WHAT IS REQUIRED
Each line in the records below that has the word "Customer" should be copied.

Excerpts from an interface dataset
· · · · ·

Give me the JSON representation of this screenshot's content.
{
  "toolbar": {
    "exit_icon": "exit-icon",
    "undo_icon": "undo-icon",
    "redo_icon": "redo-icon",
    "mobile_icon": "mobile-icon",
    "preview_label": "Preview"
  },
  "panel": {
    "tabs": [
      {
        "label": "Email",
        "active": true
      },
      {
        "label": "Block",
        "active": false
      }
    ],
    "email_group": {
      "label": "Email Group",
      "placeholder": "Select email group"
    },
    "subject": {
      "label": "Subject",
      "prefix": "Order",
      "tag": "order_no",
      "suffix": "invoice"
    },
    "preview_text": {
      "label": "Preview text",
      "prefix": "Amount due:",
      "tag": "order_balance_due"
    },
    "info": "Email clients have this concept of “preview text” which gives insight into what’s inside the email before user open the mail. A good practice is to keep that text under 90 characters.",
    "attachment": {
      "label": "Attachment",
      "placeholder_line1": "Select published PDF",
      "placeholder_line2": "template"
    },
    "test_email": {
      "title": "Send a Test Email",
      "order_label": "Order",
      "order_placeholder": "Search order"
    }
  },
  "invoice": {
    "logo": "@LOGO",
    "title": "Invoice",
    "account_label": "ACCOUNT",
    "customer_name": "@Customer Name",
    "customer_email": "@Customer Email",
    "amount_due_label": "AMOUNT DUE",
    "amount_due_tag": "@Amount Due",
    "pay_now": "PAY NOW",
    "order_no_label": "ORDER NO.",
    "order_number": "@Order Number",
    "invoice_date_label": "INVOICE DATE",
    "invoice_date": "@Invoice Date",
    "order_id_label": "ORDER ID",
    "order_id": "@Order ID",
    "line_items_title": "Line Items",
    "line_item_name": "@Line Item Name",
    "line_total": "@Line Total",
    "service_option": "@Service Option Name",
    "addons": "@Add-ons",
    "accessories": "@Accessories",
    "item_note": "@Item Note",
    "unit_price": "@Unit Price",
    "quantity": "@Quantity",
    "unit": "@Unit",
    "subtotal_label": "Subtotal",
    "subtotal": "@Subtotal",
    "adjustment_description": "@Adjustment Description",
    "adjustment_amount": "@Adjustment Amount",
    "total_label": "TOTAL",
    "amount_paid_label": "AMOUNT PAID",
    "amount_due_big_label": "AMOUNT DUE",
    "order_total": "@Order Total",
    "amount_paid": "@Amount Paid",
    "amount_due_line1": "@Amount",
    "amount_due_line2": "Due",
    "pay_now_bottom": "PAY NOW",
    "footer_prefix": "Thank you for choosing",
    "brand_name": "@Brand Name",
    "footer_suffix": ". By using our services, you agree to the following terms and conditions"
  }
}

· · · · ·

RESULT BELOW
    "customer_name": "@Customer Name",
    "customer_email": "@Customer Email",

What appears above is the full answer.